Hunters have claimed that foxes are over running our countryside and cities. The hunting fraternity are desperate to get us to believe that their services are vital if we are to save Britain from a plague of demon foxes. In truth, foxes are not pests and hunters do not kill enough of them to be termed pest controllers. ( More are actullay killed on the roads than hunting and shooting together)
Rendering the RSPCA unable to prosecute their law breaking activites, is vital if they are to succeed in continuing to hunt in spite of the Law against it.
An interview on radio 4 in the Today programme also criticised the RSPCA for spending their money prosecuting the fox hunters, missing the point entirely, that the RSPCA should not need to do this if the law of this land was being properly upheld by the prosecution services.
The Countryside Alliance, formerly The British Field Sports Society, had this to say on its webpage about the RSPCA.
“The Countryside Alliance's view is that The RSPCA’s decision to bring such a huge prosecution is a blatant political attack on hunting and an abuse of the court system. It is no accident that the RSPCA, which was a major part of the campaign to ban hunting, only brings private prosecutions against hunts in the Prime Minister’s constituency.”
However, let us remember that it is not political to prosecute law breakers, and the RSPCA acted within their remit in taking out the prosecution.
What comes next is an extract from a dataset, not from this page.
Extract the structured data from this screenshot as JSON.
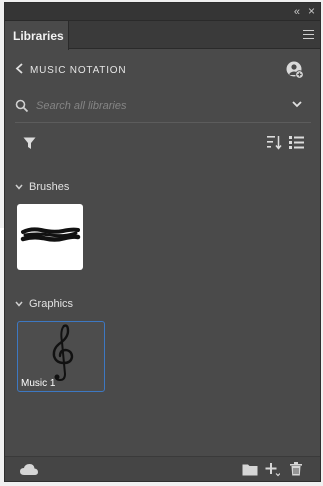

Simon Hart, MP for Carmarthen West and South Pembrokeshire, himself an ardent fan of hunting foxes with dogs, complained to the Charity Commission about the money spent on the Heythrop prosecution, although the Charity Commission stated on several occasions that the RSPCA had no case to answer, and The Attorney General, Dominic Grieve QC, speaking for the Government, told MPs that the RSPCA had the right to bring private prosecutions and that it performed a ‘valuable role’ in bringing cruelty cases which might otherwise go unprosecuted.
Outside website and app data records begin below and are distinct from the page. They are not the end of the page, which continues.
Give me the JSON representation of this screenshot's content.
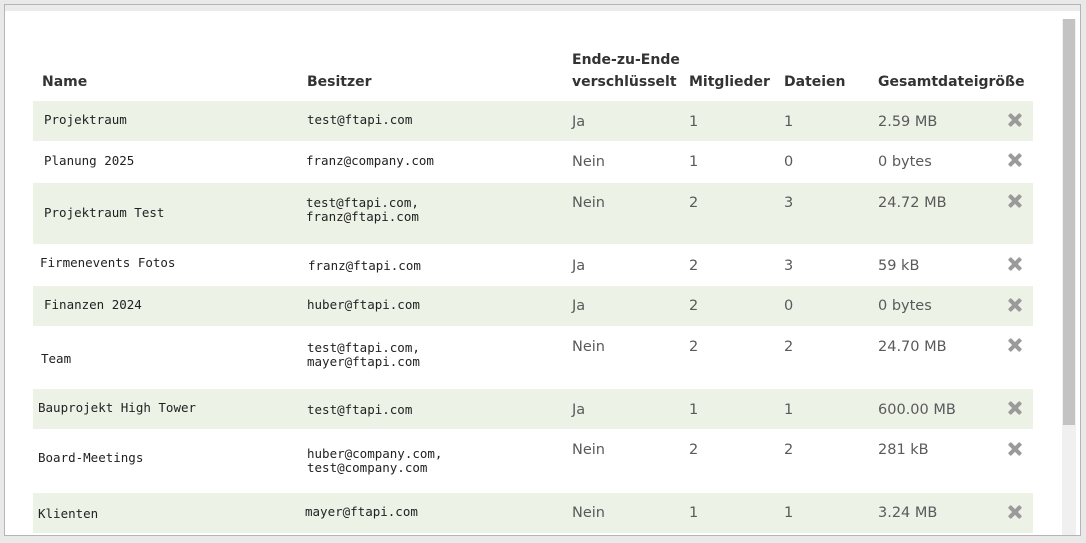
{
  "headers": {
    "name": "Name",
    "owner": "Besitzer",
    "e2e_line1": "Ende-zu-Ende",
    "e2e_line2": "verschlüsselt",
    "members": "Mitglieder",
    "files": "Dateien",
    "total_size": "Gesamtdateigröße"
  },
  "rows": [
    {
      "name": "Projektraum",
      "owners": [
        "test@ftapi.com"
      ],
      "e2e": "Ja",
      "members": "1",
      "files": "1",
      "size": "2.59 MB"
    },
    {
      "name": "Planung 2025",
      "owners": [
        "franz@company.com"
      ],
      "e2e": "Nein",
      "members": "1",
      "files": "0",
      "size": "0 bytes"
    },
    {
      "name": "Projektraum Test",
      "owners": [
        "test@ftapi.com,",
        "franz@ftapi.com"
      ],
      "e2e": "Nein",
      "members": "2",
      "files": "3",
      "size": "24.72 MB"
    },
    {
      "name": "Firmenevents Fotos",
      "owners": [
        "franz@ftapi.com"
      ],
      "e2e": "Ja",
      "members": "2",
      "files": "3",
      "size": "59 kB"
    },
    {
      "name": "Finanzen 2024",
      "owners": [
        "huber@ftapi.com"
      ],
      "e2e": "Ja",
      "members": "2",
      "files": "0",
      "size": "0 bytes"
    },
    {
      "name": "Team",
      "owners": [
        "test@ftapi.com,",
        "mayer@ftapi.com"
      ],
      "e2e": "Nein",
      "members": "2",
      "files": "2",
      "size": "24.70 MB"
    },
    {
      "name": "Bauprojekt High Tower",
      "owners": [
        "test@ftapi.com"
      ],
      "e2e": "Ja",
      "members": "1",
      "files": "1",
      "size": "600.00 MB"
    },
    {
      "name": "Board-Meetings",
      "owners": [
        "huber@company.com,",
        "test@company.com"
      ],
      "e2e": "Nein",
      "members": "2",
      "files": "2",
      "size": "281 kB"
    },
    {
      "name": "Klienten",
      "owners": [
        "mayer@ftapi.com"
      ],
      "e2e": "Nein",
      "members": "1",
      "files": "1",
      "size": "3.24 MB"
    }
  ],
  "colors": {
    "row_alt": "#edf2e7",
    "header_text": "#333333",
    "delete_icon": "#9a9a9a"
  },
  "icons": {
    "delete": "close-x-icon"
  }
}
Mr Grieve also said the Crown Prosecution Service had the power to take over RSPCA cases, or stop them if they do not meet standards for evidence or public interest. He went on to explain that this had happened in only four of the thousands of cases the charity has brought to Court.
Paul Flynn, Labour MP for Newport West, accused Mr Hart of representing the ‘hunting lobby’ and trying to help ‘rich, powerful Tories’ break the law. He went on to refer to the hunting fraternity as Apostles of cruelty.
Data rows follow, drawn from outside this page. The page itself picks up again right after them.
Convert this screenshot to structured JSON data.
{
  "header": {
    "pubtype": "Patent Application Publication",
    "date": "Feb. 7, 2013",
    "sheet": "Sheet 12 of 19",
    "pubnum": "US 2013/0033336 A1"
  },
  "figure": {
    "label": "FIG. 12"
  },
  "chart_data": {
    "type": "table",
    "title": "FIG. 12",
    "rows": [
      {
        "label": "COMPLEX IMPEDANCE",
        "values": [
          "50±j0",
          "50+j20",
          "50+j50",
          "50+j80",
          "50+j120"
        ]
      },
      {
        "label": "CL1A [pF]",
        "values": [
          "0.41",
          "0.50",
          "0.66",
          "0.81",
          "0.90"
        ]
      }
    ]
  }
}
The charity has undertaken private prosecutions for cruelty to animals since its was founded in 1824, before the formation of the police force or the Crown Prosecution Service. Of 159,759 complaints of alleged cruelty investigated by the RSPCA in 2011, it reported 2,018 to its prosecution department. This resulted in 3,114 convictions for adults and 24 for juveniles. To date, the charity has secured 54 convictions under the Hunting Act 2004.
Over three quarters of the UK population do not want the Hunting Act repealed, but in spite of this overwhelming support to keep the ban, hunts have deliberately colluded to chase and kill foxes. The RSPCA is a threat to the unlawful continuation of this barbaric pastime, and because of the successful test case against the Heythrop Hunt, the Charity has been unfairly criticised by the hunting fraternity, and smeared and vilified at every opportunity in the Press. These spiteful and vicious campaigners have deliberately set out to render the RSPCA powerless to bring prosecutions against the hunters who intentionally break the hunting Law.
The RSPCA must continue in its present form and we must show our support for an organisation which works tirelessly to prevent cruelty to animals. Please sign this petition and show your support for the RSPCA